“Thank God there’s no Preds game tonight,” a patrolman muttered. “I wouldn’t put it past some asshole to drive straight through the crime scene.”

The whole alley had been sealed off, but we had at least one patrol car blocking a portion of Broad, and a few officers were checking the area around Ernest Tubb for witnesses. To no one’s surprise, nobody heard anything over the three bars with live music.

A small crowd started to form around the police tape, a dozen or so men and women, all in blue jeans and cowboy boots. Some wore silk shirts with pearl snaps—like our unlucky visitor—while others wore t-shirts with their favorite NASCAR driver on the front. I’d seen these people countless times in my life. Never the same person twice, and yet they all looked the same.

Now, they came more often and for longer. Nashville was the “it” city, meaning it brought in big tourist dollars. It also meant I had to work twice as long keeping scum off the streets. With the crappy neighborhoods cleaning up, it was pushing more and more crime downtown. Most of these people milling up and down Broad didn’t know the shit they were wading through, the shit I had to protect them from.

I rubbed my eyes. It had been a long day. I hadn’t been home—well, to the apartment, in 24 hours. I wasn’t allowed home anymore. I still wasn’t used to the feeling of a bare ring finger. The man in the alley guaranteed at least a few more sleepless hours.

It was the giggles that broke me out of my cynical trance. I looked up towards the cordon to see five girls huddled on the other side of the police tape. They were decked out in pink boas, tiaras and slender black cocktail dresses. In typical bachelorette party fashion, they had at least one or two phallic toys with them. Each girl wobbled a little on their high, thin stiletto heels, already drunk for a night that was relatively young. One pointed towards the scene and giggled. My blood boiled.

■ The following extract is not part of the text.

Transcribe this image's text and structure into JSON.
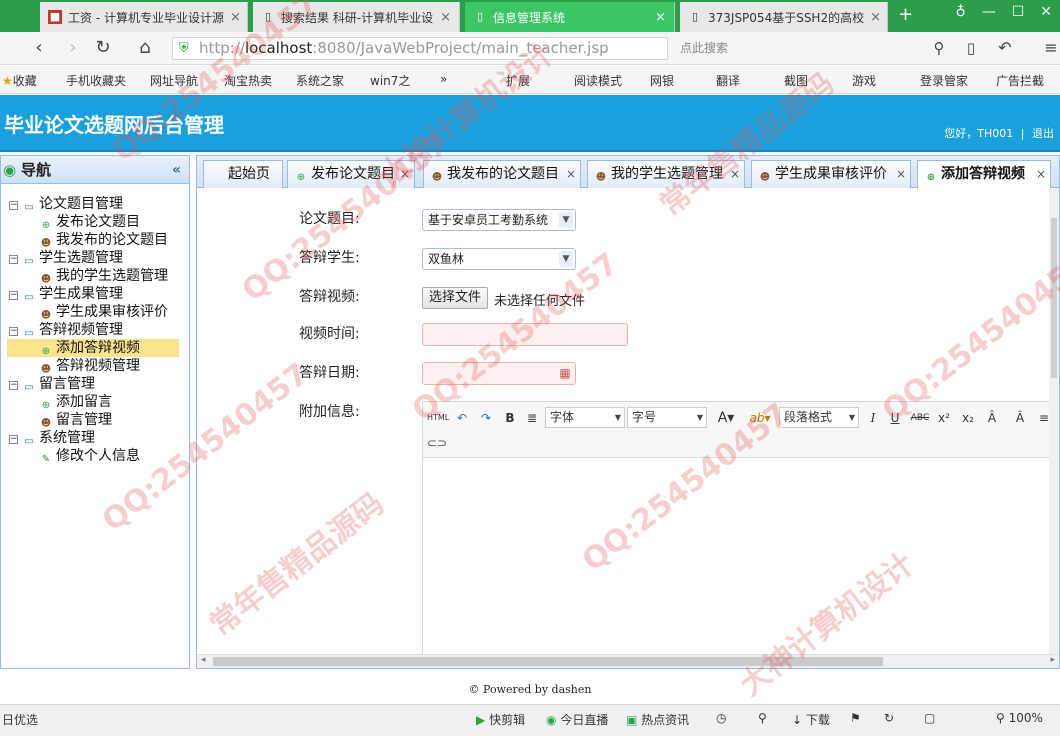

“Sergeant!” I shouted. “Get these people away. They don’t need to see this.”

The sergeant waddled towards the crowd, waving them off. The bachelorette party headed to their next bar.

“Lieutenant,” an evidence tech said behind me. “No phone, wallet or ID on the body. He definitely wasn’t moved though.”

“Any idea on the suspect?”

“Suspects,” the tech corrected me. “This many stab wounds couldn’t be done by one person. I’d say three at the least, seven at the most. Thin weapons, but blunt. He had this wrapped around a few fingers.”

The evidence technician handed me a small, clear plastic bag. Inside was thin, pink ribbon with a few dyed feathers still attached. I looked back at the police line.

It couldn’t be, could it?

The girls had disappeared, at least a few blocks away by now. I could still try and find them, but how many bachelorette parties were there in this city tonight?

I handed the evidence bag back to the tech and ran towards Broadway. The twang of a steel guitar echoed out of Tootsie’s. Five thousand people laughed along with the rhythm of country music’s home. Somewhere in this crowd were five tourists I’d worked to keep safe, when I should have kept my city safe from them.


WILL WHITSON is a southern political reporter turned news producer. He spends his Metro ride home wondering how Philip Marlowe would fare in today’s Beltway. He lives with his wife and daughter outside Washington, D.C.


Would you like to submit a story to the Mondays Are Murder series? Here are the guidelines:

—We are not offering payment, and are asking for first digital rights. The rights to the story revert to the author immediately upon publication.
—Your story should be set in a distinct location of any neighborhood in any city, anywhere in the world, but it should be a story that could only be set in the neighborhood you chose.
—Include the neighborhood, city, state, and country next to your byline.
—Your story should be Noir. What is Noir? We’ll know it when we see it.
—Your story should not exceed 750 words.
—Accepted submissions are typically published 6–8 months after their notification date and will be edited for cohesion and to conform to our house style.
—E-mail your submission to info@akashicbooks.com. Please paste the story into the body of the email, and also attach it as a PDF file.

Posted: Jun 5, 2017

Category: Original Fiction, Mondays Are Murder | Tags: , , , , , ,